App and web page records

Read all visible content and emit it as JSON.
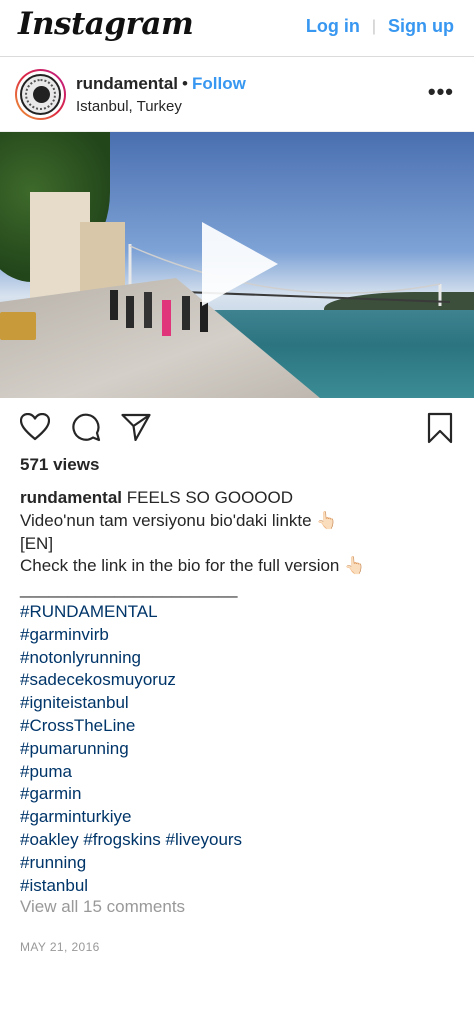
{
  "topbar": {
    "logo": "Instagram",
    "login_label": "Log in",
    "separator": "|",
    "signup_label": "Sign up"
  },
  "post": {
    "username": "rundamental",
    "dot": "•",
    "follow_label": "Follow",
    "location": "Istanbul, Turkey",
    "more_label": "•••",
    "views": "571 views",
    "caption": {
      "username": "rundamental",
      "first_line": "FEELS SO GOOOOD",
      "lines": [
        "Video'nun tam versiyonu bio'daki linkte 👆🏻",
        "[EN]",
        "Check the link in the bio for the full version 👆🏻",
        "_______________________"
      ],
      "hashtag_lines": [
        "#RUNDAMENTAL",
        "#garminvirb",
        "#notonlyrunning",
        "#sadecekosmuyoruz",
        "#igniteistanbul",
        "#CrossTheLine",
        "#pumarunning",
        "#puma",
        "#garmin",
        "#garminturkiye",
        "#oakley #frogskins #liveyours",
        "#running",
        "#istanbul"
      ]
    },
    "view_comments": "View all 15 comments",
    "date": "MAY 21, 2016"
  },
  "icons": {
    "like": "heart-icon",
    "comment": "comment-icon",
    "share": "share-icon",
    "save": "bookmark-icon",
    "play": "play-icon",
    "more": "more-options-icon"
  },
  "colors": {
    "link_blue": "#3897f0",
    "hashtag": "#003569",
    "muted": "#999999",
    "text": "#262626"
  }
}
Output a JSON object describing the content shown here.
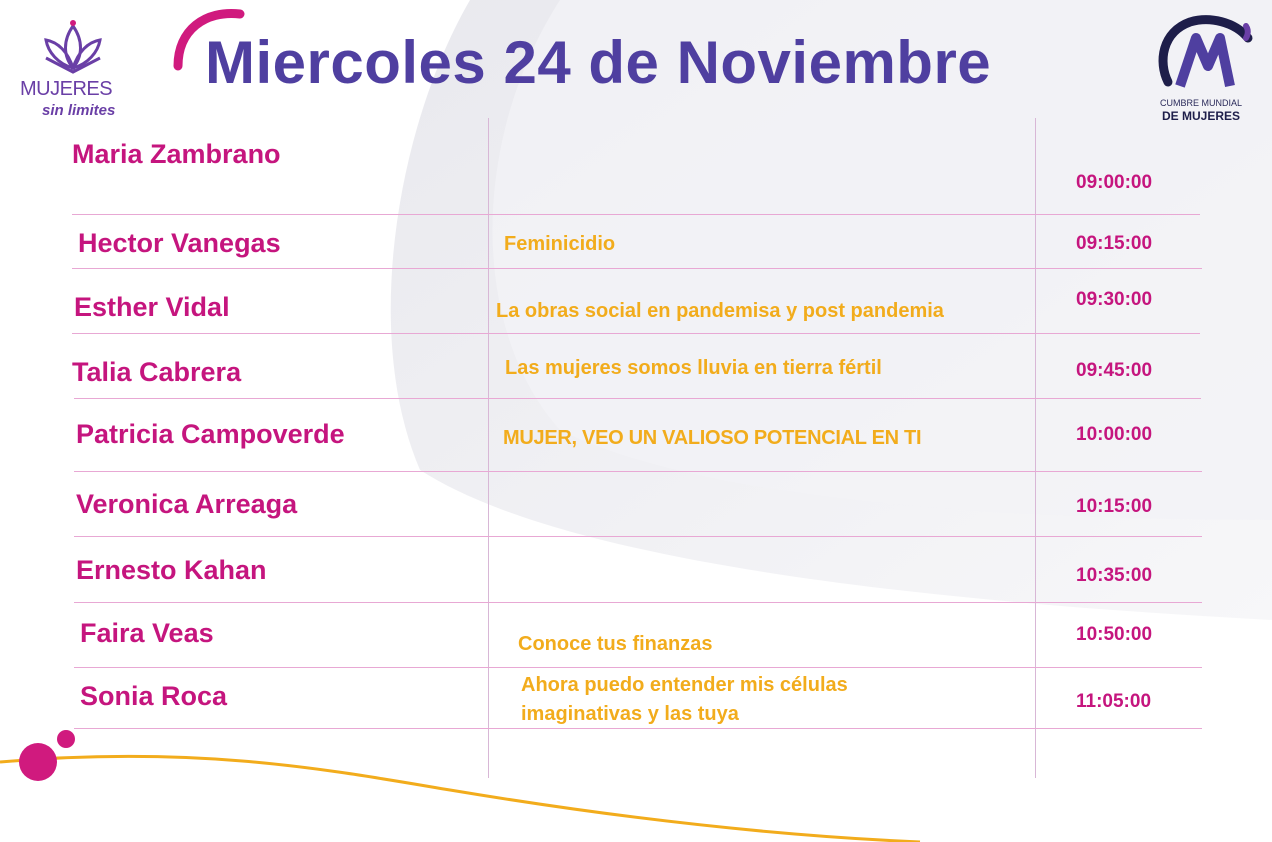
{
  "title": "Miercoles 24 de Noviembre",
  "logo_left": {
    "line1": "MUJERES",
    "line2": "sin limites"
  },
  "logo_right": {
    "letter": "M",
    "line1": "CUMBRE MUNDIAL",
    "line2": "DE MUJERES"
  },
  "colors": {
    "title": "#4f3fa0",
    "name": "#c5157e",
    "topic": "#f2ac1c",
    "time": "#c5157e",
    "accent_dot": "#d01a7e"
  },
  "schedule": [
    {
      "name": "Maria Zambrano",
      "topic": "",
      "time": "09:00:00"
    },
    {
      "name": "Hector Vanegas",
      "topic": "Feminicidio",
      "time": "09:15:00"
    },
    {
      "name": "Esther Vidal",
      "topic": "La obras social en pandemisa y post pandemia",
      "time": "09:30:00"
    },
    {
      "name": "Talia Cabrera",
      "topic": "Las mujeres somos lluvia en tierra fértil",
      "time": "09:45:00"
    },
    {
      "name": "Patricia Campoverde",
      "topic": "MUJER, VEO UN VALIOSO POTENCIAL EN TI",
      "time": "10:00:00"
    },
    {
      "name": "Veronica Arreaga",
      "topic": "",
      "time": "10:15:00"
    },
    {
      "name": "Ernesto Kahan",
      "topic": "",
      "time": "10:35:00"
    },
    {
      "name": "Faira Veas",
      "topic": "Conoce tus finanzas",
      "time": "10:50:00"
    },
    {
      "name": "Sonia Roca",
      "topic": "Ahora puedo entender mis células",
      "topic_line2": "imaginativas y las tuya",
      "time": "11:05:00"
    }
  ]
}
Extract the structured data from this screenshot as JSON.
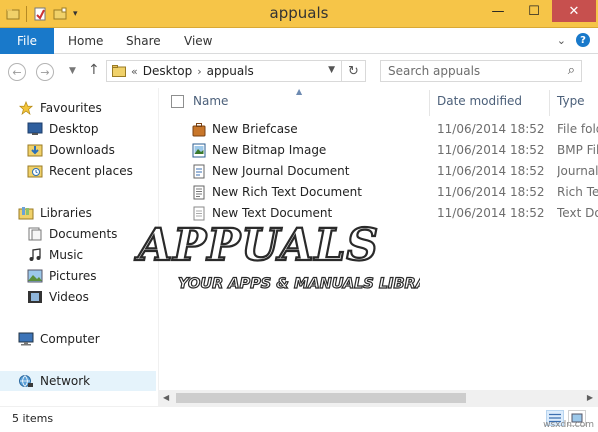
{
  "window": {
    "title": "appuals",
    "minimize_glyph": "—",
    "maximize_glyph": "☐",
    "close_glyph": "✕"
  },
  "ribbon": {
    "tabs": [
      "File",
      "Home",
      "Share",
      "View"
    ],
    "help_glyph": "?",
    "expand_glyph": "⌄"
  },
  "address_bar": {
    "overflow": "«",
    "path": [
      "Desktop",
      "appuals"
    ],
    "separator": "›"
  },
  "search": {
    "placeholder": "Search appuals"
  },
  "nav": {
    "favourites": {
      "label": "Favourites",
      "items": [
        "Desktop",
        "Downloads",
        "Recent places"
      ]
    },
    "libraries": {
      "label": "Libraries",
      "items": [
        "Documents",
        "Music",
        "Pictures",
        "Videos"
      ]
    },
    "computer": "Computer",
    "network": "Network"
  },
  "columns": {
    "name": "Name",
    "date_modified": "Date modified",
    "type": "Type"
  },
  "files": [
    {
      "name": "New Briefcase",
      "date": "11/06/2014 18:52",
      "type": "File folder",
      "icon": "briefcase-icon"
    },
    {
      "name": "New Bitmap Image",
      "date": "11/06/2014 18:52",
      "type": "BMP File",
      "icon": "bitmap-icon"
    },
    {
      "name": "New Journal Document",
      "date": "11/06/2014 18:52",
      "type": "Journal Document",
      "icon": "journal-icon"
    },
    {
      "name": "New Rich Text Document",
      "date": "11/06/2014 18:52",
      "type": "Rich Text Document",
      "icon": "rtf-icon"
    },
    {
      "name": "New Text Document",
      "date": "11/06/2014 18:52",
      "type": "Text Document",
      "icon": "text-file-icon"
    }
  ],
  "watermark": {
    "brand": "APPUALS",
    "tagline": "YOUR APPS & MANUALS LIBRARY"
  },
  "status": {
    "item_count": "5 items"
  },
  "site_mark": "wsxdn.com",
  "colors": {
    "title_bar": "#f6c548",
    "file_tab": "#1979ca",
    "close_button": "#c7504e",
    "selection": "#e5f3fb",
    "column_header_text": "#4c607a"
  }
}
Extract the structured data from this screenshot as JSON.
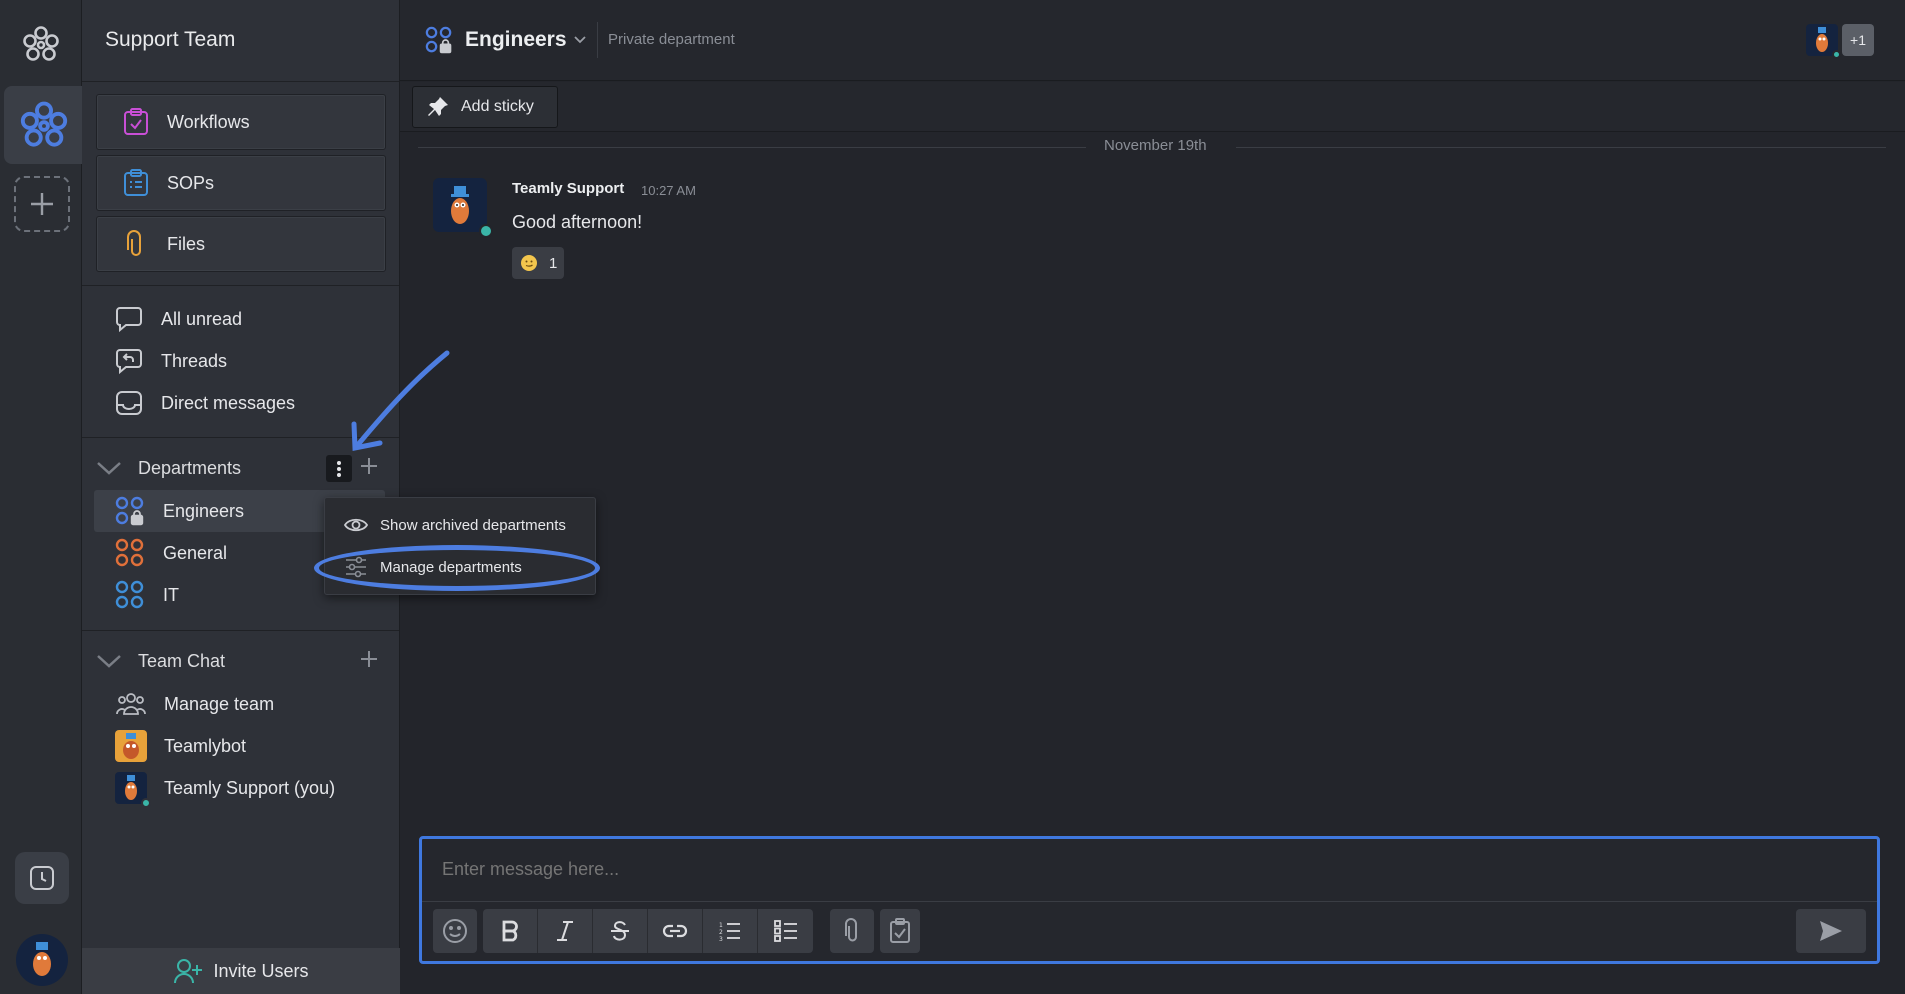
{
  "sidebar": {
    "team_name": "Support Team",
    "tools": [
      {
        "label": "Workflows",
        "icon": "workflows-icon"
      },
      {
        "label": "SOPs",
        "icon": "sops-icon"
      },
      {
        "label": "Files",
        "icon": "paperclip-icon"
      }
    ],
    "nav": [
      {
        "label": "All unread",
        "icon": "chat-bubble-icon"
      },
      {
        "label": "Threads",
        "icon": "threads-icon"
      },
      {
        "label": "Direct messages",
        "icon": "inbox-icon"
      }
    ],
    "departments_label": "Departments",
    "departments": [
      {
        "label": "Engineers",
        "color": "#4d7de0",
        "private": true
      },
      {
        "label": "General",
        "color": "#e0703a",
        "private": false
      },
      {
        "label": "IT",
        "color": "#3f8fd8",
        "private": false
      }
    ],
    "team_chat_label": "Team Chat",
    "members": [
      {
        "label": "Manage team",
        "icon": "people-icon"
      },
      {
        "label": "Teamlybot",
        "icon": "teamlybot-avatar"
      },
      {
        "label": "Teamly Support (you)",
        "icon": "teamly-support-avatar"
      }
    ],
    "invite_label": "Invite Users"
  },
  "header": {
    "title": "Engineers",
    "subtitle": "Private department",
    "extra_members": "+1"
  },
  "stickybar": {
    "add_sticky_label": "Add sticky"
  },
  "conversation": {
    "date_label": "November 19th",
    "messages": [
      {
        "author": "Teamly Support",
        "time": "10:27 AM",
        "text": "Good afternoon!",
        "reaction_count": "1"
      }
    ]
  },
  "menu": {
    "items": [
      {
        "label": "Show archived departments",
        "icon": "eye-icon"
      },
      {
        "label": "Manage departments",
        "icon": "sliders-icon"
      }
    ]
  },
  "composer": {
    "placeholder": "Enter message here..."
  },
  "colors": {
    "accent": "#4d7de0",
    "online": "#3ab5a8",
    "annotation": "#4d7de0"
  }
}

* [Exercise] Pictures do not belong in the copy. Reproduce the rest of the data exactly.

* [Task result]
Read all visible content and emit it as JSON.
{
  "topbar": {
    "logo": "Instagram",
    "login_label": "Log in",
    "separator": "|",
    "signup_label": "Sign up"
  },
  "post": {
    "username": "rundamental",
    "dot": "•",
    "follow_label": "Follow",
    "location": "Istanbul, Turkey",
    "more_label": "•••",
    "views": "571 views",
    "caption": {
      "username": "rundamental",
      "first_line": "FEELS SO GOOOOD",
      "lines": [
        "Video'nun tam versiyonu bio'daki linkte 👆🏻",
        "[EN]",
        "Check the link in the bio for the full version 👆🏻",
        "_______________________"
      ],
      "hashtag_lines": [
        "#RUNDAMENTAL",
        "#garminvirb",
        "#notonlyrunning",
        "#sadecekosmuyoruz",
        "#igniteistanbul",
        "#CrossTheLine",
        "#pumarunning",
        "#puma",
        "#garmin",
        "#garminturkiye",
        "#oakley #frogskins #liveyours",
        "#running",
        "#istanbul"
      ]
    },
    "view_comments": "View all 15 comments",
    "date": "MAY 21, 2016"
  },
  "icons": {
    "like": "heart-icon",
    "comment": "comment-icon",
    "share": "share-icon",
    "save": "bookmark-icon",
    "play": "play-icon",
    "more": "more-options-icon"
  },
  "colors": {
    "link_blue": "#3897f0",
    "hashtag": "#003569",
    "muted": "#999999",
    "text": "#262626"
  }
}
Output a JSON object describing the content shown here.
{
  "title": "Miercoles 24 de Noviembre",
  "logo_left": {
    "line1": "MUJERES",
    "line2": "sin limites"
  },
  "logo_right": {
    "letter": "M",
    "line1": "CUMBRE MUNDIAL",
    "line2": "DE MUJERES"
  },
  "colors": {
    "title": "#4f3fa0",
    "name": "#c5157e",
    "topic": "#f2ac1c",
    "time": "#c5157e",
    "accent_dot": "#d01a7e"
  },
  "schedule": [
    {
      "name": "Maria Zambrano",
      "topic": "",
      "time": "09:00:00"
    },
    {
      "name": "Hector Vanegas",
      "topic": "Feminicidio",
      "time": "09:15:00"
    },
    {
      "name": "Esther Vidal",
      "topic": "La obras social en pandemisa y post pandemia",
      "time": "09:30:00"
    },
    {
      "name": "Talia Cabrera",
      "topic": "Las mujeres somos lluvia en tierra fértil",
      "time": "09:45:00"
    },
    {
      "name": "Patricia Campoverde",
      "topic": "MUJER, VEO UN VALIOSO POTENCIAL EN TI",
      "time": "10:00:00"
    },
    {
      "name": "Veronica Arreaga",
      "topic": "",
      "time": "10:15:00"
    },
    {
      "name": "Ernesto Kahan",
      "topic": "",
      "time": "10:35:00"
    },
    {
      "name": "Faira Veas",
      "topic": "Conoce tus finanzas",
      "time": "10:50:00"
    },
    {
      "name": "Sonia Roca",
      "topic": "Ahora puedo entender mis células",
      "topic_line2": "imaginativas y las tuya",
      "time": "11:05:00"
    }
  ]
}
Extract the structured data from this screenshot as JSON.
{
  "window": {
    "title": "appuals",
    "minimize_glyph": "—",
    "maximize_glyph": "☐",
    "close_glyph": "✕"
  },
  "ribbon": {
    "tabs": [
      "File",
      "Home",
      "Share",
      "View"
    ],
    "help_glyph": "?",
    "expand_glyph": "⌄"
  },
  "address_bar": {
    "overflow": "«",
    "path": [
      "Desktop",
      "appuals"
    ],
    "separator": "›"
  },
  "search": {
    "placeholder": "Search appuals"
  },
  "nav": {
    "favourites": {
      "label": "Favourites",
      "items": [
        "Desktop",
        "Downloads",
        "Recent places"
      ]
    },
    "libraries": {
      "label": "Libraries",
      "items": [
        "Documents",
        "Music",
        "Pictures",
        "Videos"
      ]
    },
    "computer": "Computer",
    "network": "Network"
  },
  "columns": {
    "name": "Name",
    "date_modified": "Date modified",
    "type": "Type"
  },
  "files": [
    {
      "name": "New Briefcase",
      "date": "11/06/2014 18:52",
      "type": "File folder",
      "icon": "briefcase-icon"
    },
    {
      "name": "New Bitmap Image",
      "date": "11/06/2014 18:52",
      "type": "BMP File",
      "icon": "bitmap-icon"
    },
    {
      "name": "New Journal Document",
      "date": "11/06/2014 18:52",
      "type": "Journal Document",
      "icon": "journal-icon"
    },
    {
      "name": "New Rich Text Document",
      "date": "11/06/2014 18:52",
      "type": "Rich Text Document",
      "icon": "rtf-icon"
    },
    {
      "name": "New Text Document",
      "date": "11/06/2014 18:52",
      "type": "Text Document",
      "icon": "text-file-icon"
    }
  ],
  "watermark": {
    "brand": "APPUALS",
    "tagline": "YOUR APPS & MANUALS LIBRARY"
  },
  "status": {
    "item_count": "5 items"
  },
  "site_mark": "wsxdn.com",
  "colors": {
    "title_bar": "#f6c548",
    "file_tab": "#1979ca",
    "close_button": "#c7504e",
    "selection": "#e5f3fb",
    "column_header_text": "#4c607a"
  }
}
Extract the structured data from this screenshot as JSON.
{
  "sidebar": {
    "team_name": "Support Team",
    "tools": [
      {
        "label": "Workflows",
        "icon": "workflows-icon"
      },
      {
        "label": "SOPs",
        "icon": "sops-icon"
      },
      {
        "label": "Files",
        "icon": "paperclip-icon"
      }
    ],
    "nav": [
      {
        "label": "All unread",
        "icon": "chat-bubble-icon"
      },
      {
        "label": "Threads",
        "icon": "threads-icon"
      },
      {
        "label": "Direct messages",
        "icon": "inbox-icon"
      }
    ],
    "departments_label": "Departments",
    "departments": [
      {
        "label": "Engineers",
        "color": "#4d7de0",
        "private": true
      },
      {
        "label": "General",
        "color": "#e0703a",
        "private": false
      },
      {
        "label": "IT",
        "color": "#3f8fd8",
        "private": false
      }
    ],
    "team_chat_label": "Team Chat",
    "members": [
      {
        "label": "Manage team",
        "icon": "people-icon"
      },
      {
        "label": "Teamlybot",
        "icon": "teamlybot-avatar"
      },
      {
        "label": "Teamly Support (you)",
        "icon": "teamly-support-avatar"
      }
    ],
    "invite_label": "Invite Users"
  },
  "header": {
    "title": "Engineers",
    "subtitle": "Private department",
    "extra_members": "+1"
  },
  "stickybar": {
    "add_sticky_label": "Add sticky"
  },
  "conversation": {
    "date_label": "November 19th",
    "messages": [
      {
        "author": "Teamly Support",
        "time": "10:27 AM",
        "text": "Good afternoon!",
        "reaction_count": "1"
      }
    ]
  },
  "menu": {
    "items": [
      {
        "label": "Show archived departments",
        "icon": "eye-icon"
      },
      {
        "label": "Manage departments",
        "icon": "sliders-icon"
      }
    ]
  },
  "composer": {
    "placeholder": "Enter message here..."
  },
  "colors": {
    "accent": "#4d7de0",
    "online": "#3ab5a8",
    "annotation": "#4d7de0"
  }
}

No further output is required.